In the case of dealing with such confused friends, you need to realize that when she figures out that you are not supportive of her messed-up routine, she's likely to turn on you. You have to know this in advance so that when it happens, and it will, you will realize that she only knows these two roles- to be the victim or the aggressor- and until she learns a new way of loving and responding, the lashing out has little to do with you, and everything to do with her. So be patient, and don't take her venom to heart.

Obviously this new Romeo has no intention of making good on his smooches, and your friend will be totally blindsided by his lack of good intentions. Even though it's obvious to us that she should cut and run, she will not be able to hear any reasonable advice that you give her. You can take solace knowing that if she survives the harsh indignities of her love, that she will always remember you as supportive when you said nothing (or nothing terminal), and will show up when she needs you to say either nothing or something else.

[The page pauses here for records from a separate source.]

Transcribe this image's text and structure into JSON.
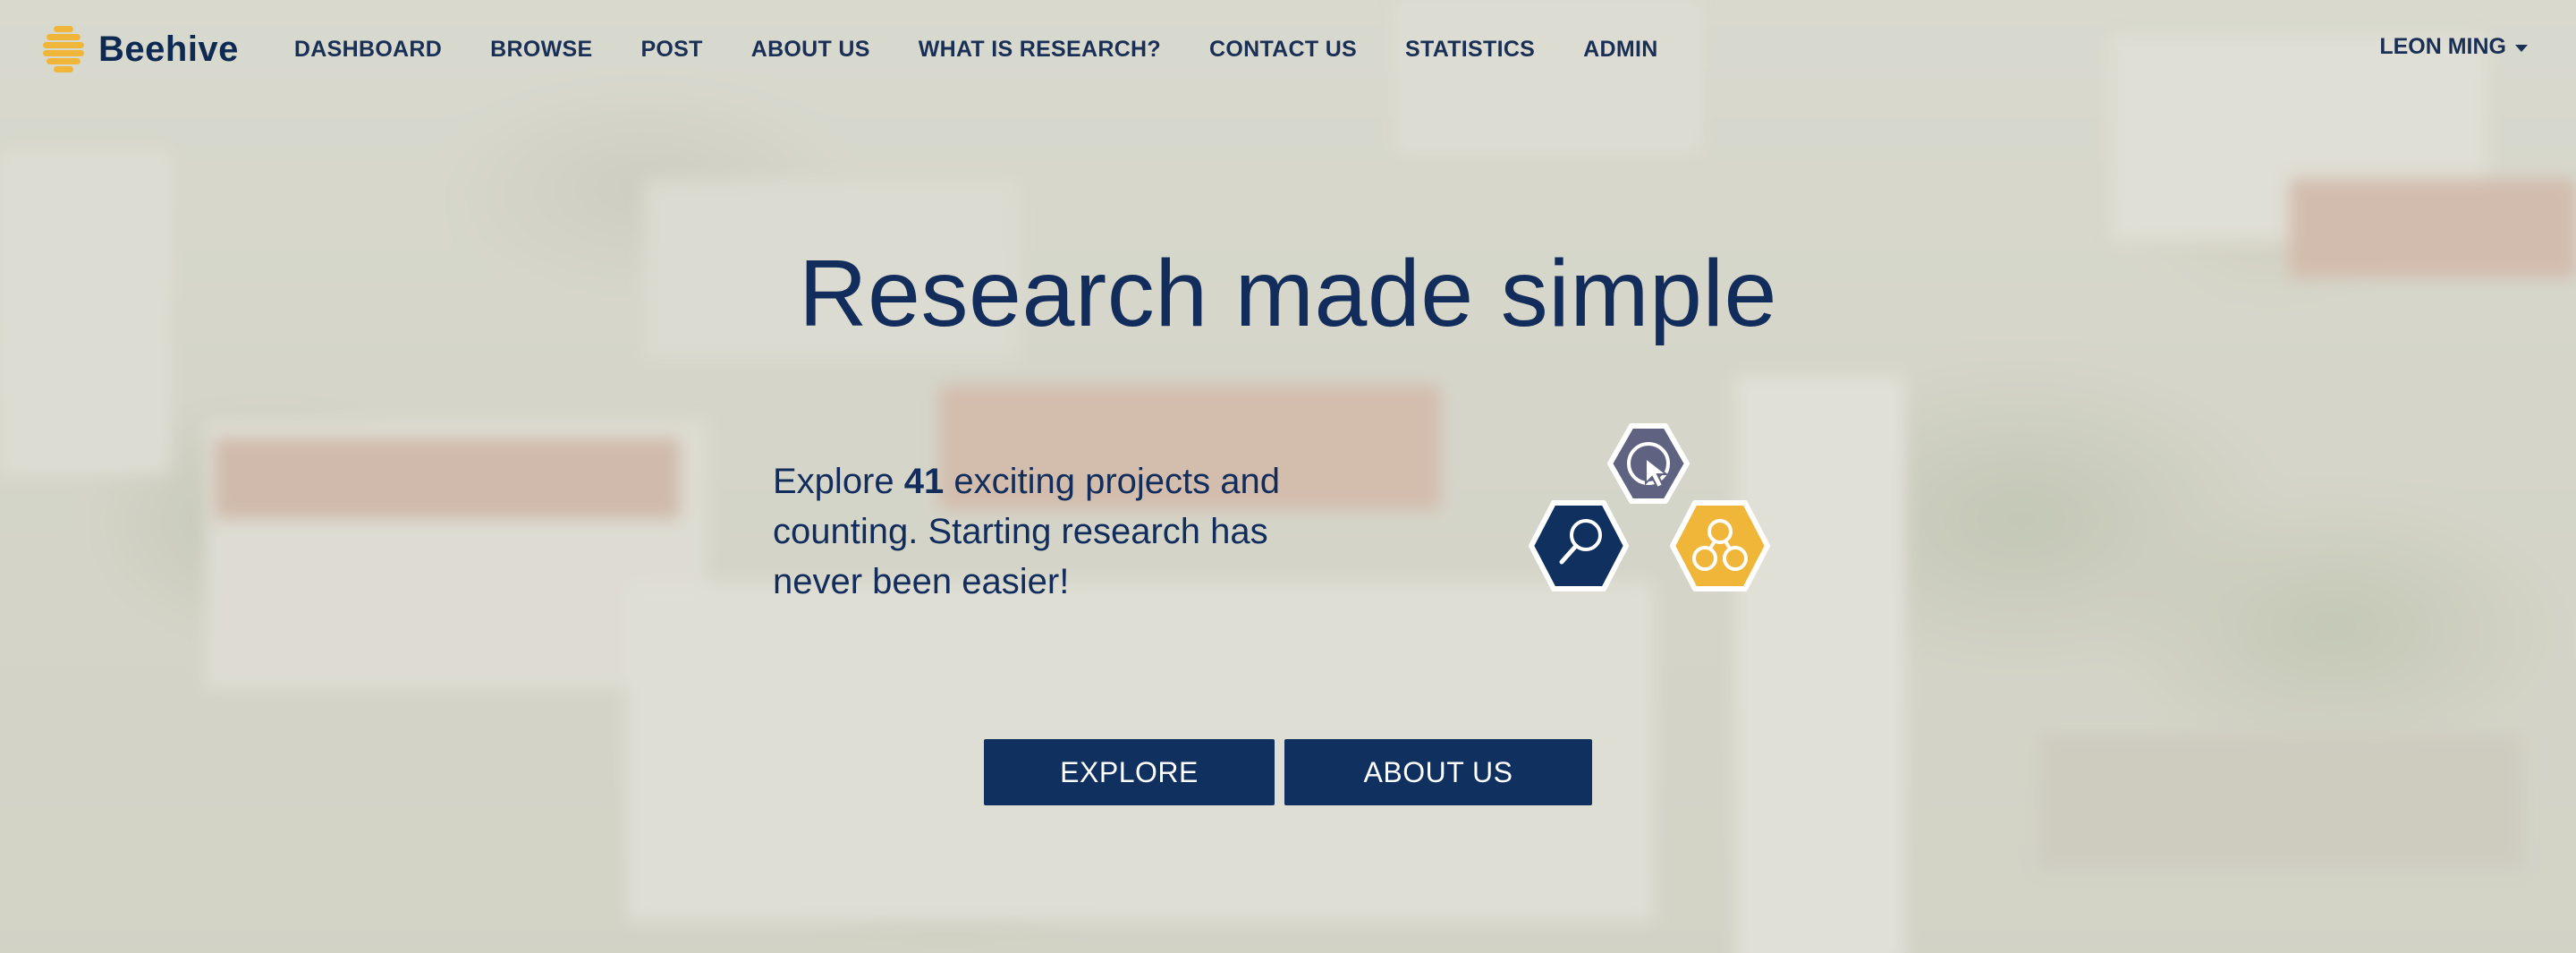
{
  "brand": {
    "name": "Beehive",
    "logo_icon": "honeycomb-logo-icon",
    "logo_color": "#f0b63a"
  },
  "nav": {
    "items": [
      {
        "label": "DASHBOARD"
      },
      {
        "label": "BROWSE"
      },
      {
        "label": "POST"
      },
      {
        "label": "ABOUT US"
      },
      {
        "label": "WHAT IS RESEARCH?"
      },
      {
        "label": "CONTACT US"
      },
      {
        "label": "STATISTICS"
      },
      {
        "label": "ADMIN"
      }
    ],
    "user": {
      "name": "LEON MING",
      "dropdown_icon": "caret-down-icon"
    }
  },
  "hero": {
    "title": "Research made simple",
    "text_prefix": "Explore ",
    "project_count": "41",
    "text_suffix": " exciting projects and counting. Starting research has never been easier!",
    "hexagons": [
      {
        "icon": "cursor-click-icon",
        "color": "#5f6381"
      },
      {
        "icon": "search-icon",
        "color": "#10305f"
      },
      {
        "icon": "network-icon",
        "color": "#f0b63a"
      }
    ]
  },
  "actions": {
    "explore_label": "EXPLORE",
    "about_label": "ABOUT US"
  },
  "colors": {
    "primary": "#10305f",
    "accent": "#f0b63a",
    "muted": "#5f6381"
  }
}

Only in her most vulnerable state can the most subtle real advice be given. This will come months from now, when her bruised heart is splattered all over the floor behind her. Then, you can agree with her that the jerk was a jerk, and you can compare his jerk-dom to the previous boy's jerk-dom. You can ask her the first time she remembers someone making her feel that way, and let her talk it out until she sees the pattern that she's been repeating. Maybe she'll have a break-down, and you can get her into therapy to discuss all the negative cycles in her life. That's the patented New York way of moving on, with the help of true professionals.

It's totally reasonable for you to tell her, now, that you hope things work out and that she's worthy of someone loving her the way she loves them. Boost her esteem in any way you can, so she can be strong to fight the battle she's going to pick with this useless boy. But you don't have to watch the bloody slaughter. Getting her back, and being a good friend, doesn't mean you have to hold her hand while she makes her own mistakes. It means you have to be willing to buy her a drink and talk to her when she's ready to listen. Become scarce for a while, she'll call you when the time is right. Until then, make yourself busy.

When the time comes, go to a bar, and order yourself something distinct and strong like a Sazarac. This strong old classic (like the classic old twisted love patterns of the abused) has disputed variations on ingredients. For you, order it with the following: an old-fashioned glass with a lump of sugar soaked in Peychaud bitters, a cube of ice, a dash of absinthe (or Pernod if the bar isn't adequately stocked), a twist of orange peel (your comfort), a twist of lemon peel (your candor), and a jigger of Rye. I'd suggest Pikesville Rye, but that's entirely up to you. With this serious drink in hand, deliver the good news- that he wasn't the one. Then try to offer your friend a way to talk to someone more professional than you, her entirely judgement soaked friend (they all are), get her to an impartial, good therapist. A therapist can teach her how to get out of that rough cycle, and to learn that abuse is not love. Only then will she bring home a boyfriend that will be worth meeting, worth her patience, and won't make you want to stab his eyes out for how she's treated.